Dazzling Janet Van De Graaff is soon to wed her beau, the wealthy oilman Robert Martin. Van De Graaff's impending nuptials are of grave concern to her employer, Mr. Feldzieg; she stars in his musical revue, Feldzieg's Follies
, and a married woman soon thinks more about starting a family than performing eight shows a week. Feldzieg's fretting is enhanced by the arrival of two torpedoes, who are employed by Feldzieg's moneyman to break up the happy couple so the show can go on. There's a heap of cash riding on Van De Graaff's continued participation, you see. But Van De Graaff has niggling doubts about Robert's devotion to her, which cause her to disguise herself and attempt to woo him as another woman. And then matters become complex: This is all the original cast recording of the lost musical gem of the 1920s, The Drowsy Chaperone
, and it's playing in the sitting room of the Man in Chair. He's a lonely fellow, and when his sadness becomes too great, he plays the album for comfort — and the show bursts into life right there in his apartment. The Drowsy Chaperone
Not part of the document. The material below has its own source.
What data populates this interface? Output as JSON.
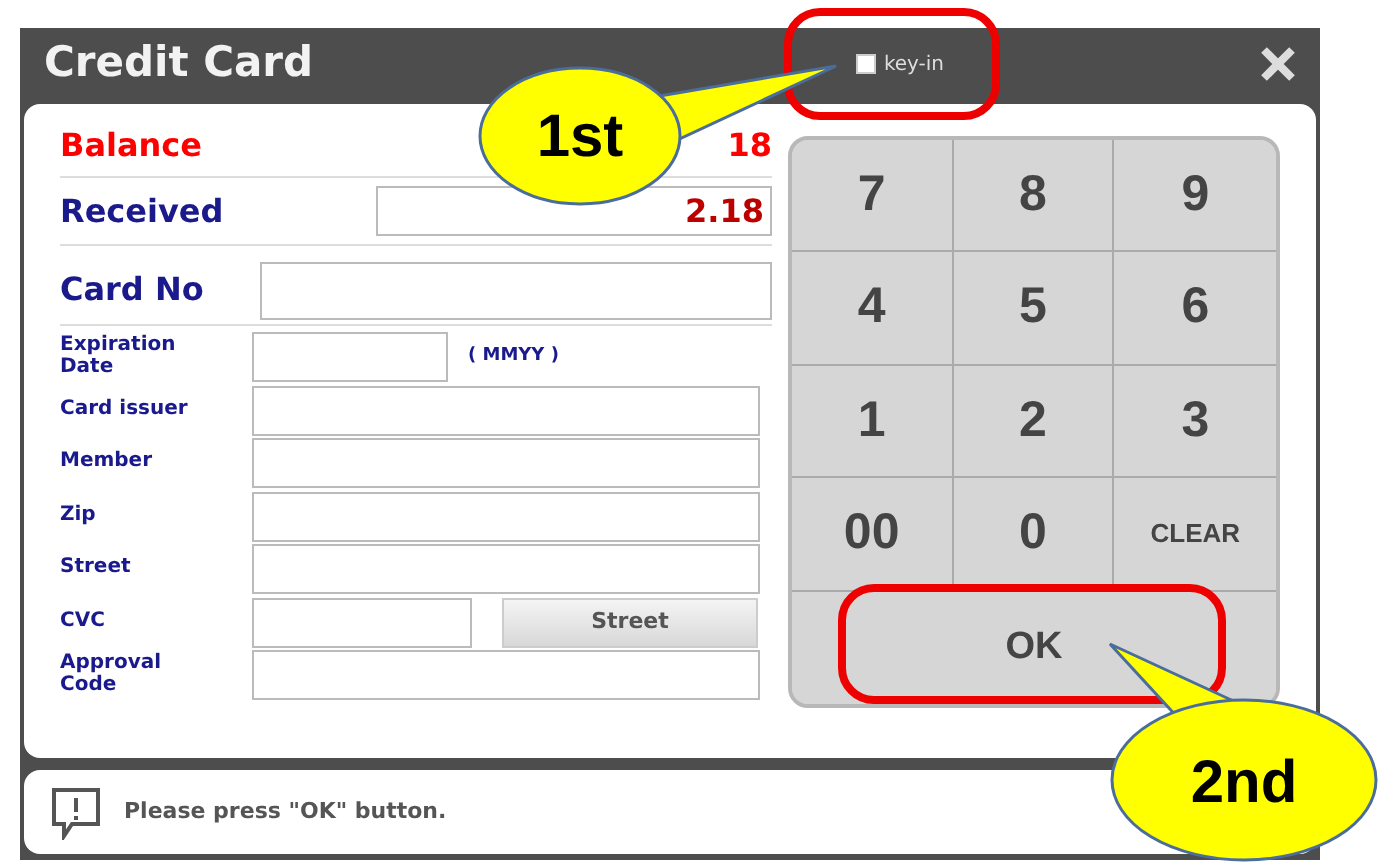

is a loving spoof of the standards of the Jazz Age musical, but it's also about art's redemptive power. Anyone who considers a certain album or book a trusted friend will understand. Stages St. Louis presents The Drowsy Chaperone
at the Robert G. Reim Theater (111 South Geyer Road, Kirkwood; 314-821-2407 or www.stagesstlouis.org
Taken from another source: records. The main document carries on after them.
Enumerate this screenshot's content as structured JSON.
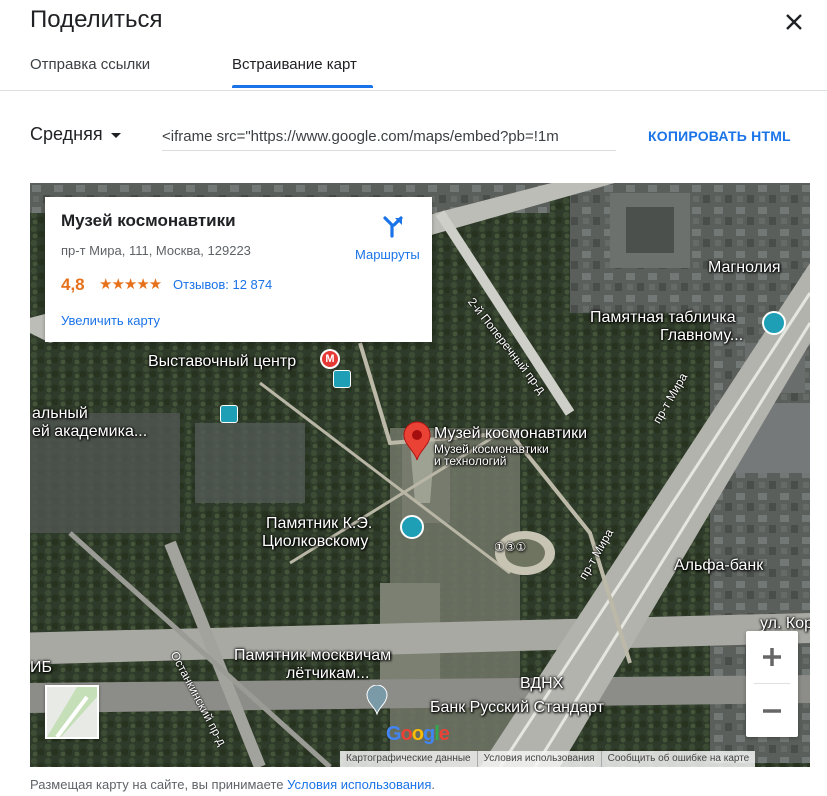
{
  "dialog": {
    "title": "Поделиться",
    "tabs": [
      {
        "label": "Отправка ссылки",
        "active": false
      },
      {
        "label": "Встраивание карт",
        "active": true
      }
    ]
  },
  "embed": {
    "size_label": "Средняя",
    "iframe_code": "<iframe src=\"https://www.google.com/maps/embed?pb=!1m",
    "copy_label": "КОПИРОВАТЬ HTML"
  },
  "place_card": {
    "name": "Музей космонавтики",
    "address": "пр-т Мира, 111, Москва, 129223",
    "rating": "4,8",
    "stars": "★★★★★",
    "reviews": "Отзывов: 12 874",
    "enlarge": "Увеличить карту",
    "routes": "Маршруты"
  },
  "map": {
    "labels": {
      "vystavochny": "Выставочный центр",
      "museum_title": "Музей космонавтики",
      "museum_sub1": "Музей космонавтики",
      "museum_sub2": "и технологий",
      "tsiolkovsky1": "Памятник К.Э.",
      "tsiolkovsky2": "Циолковскому",
      "moskvicham1": "Памятник москвичам",
      "moskvicham2": "лётчикам...",
      "magnoliya": "Магнолия",
      "tablichka1": "Памятная табличка",
      "tablichka2": "Главному...",
      "alfa": "Альфа-банк",
      "vdnh": "ВДНХ",
      "bank_rs": "Банк Русский Стандарт",
      "left1": "альный",
      "left2": "ей академика...",
      "ib": "ИБ",
      "ul_kor": "ул. Кор",
      "metro_badge": "①③①"
    },
    "roads": {
      "poperech": "2-й Поперечный пр-д",
      "mira_upper": "пр-т Мира",
      "mira_lower": "пр-т Мира",
      "ostankino": "Останкинский пр-д"
    },
    "attribution": {
      "data": "Картографические данные",
      "terms": "Условия использования",
      "report": "Сообщить об ошибке на карте"
    },
    "logo": "Google",
    "colors": {
      "accent": "#1a73e8",
      "rating": "#e7711b",
      "pin": "#ea4335",
      "metro": "#e53935",
      "poi_teal": "#1e9fb5"
    }
  },
  "footer": {
    "text": "Размещая карту на сайте, вы принимаете ",
    "link": "Условия использования",
    "end": "."
  }
}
) every day (except Monday) through Sunday, August 16. Tickets are $28 to $48.
Tuesdays-Sundays. Starts: July 17. Continues through Aug. 16, 2009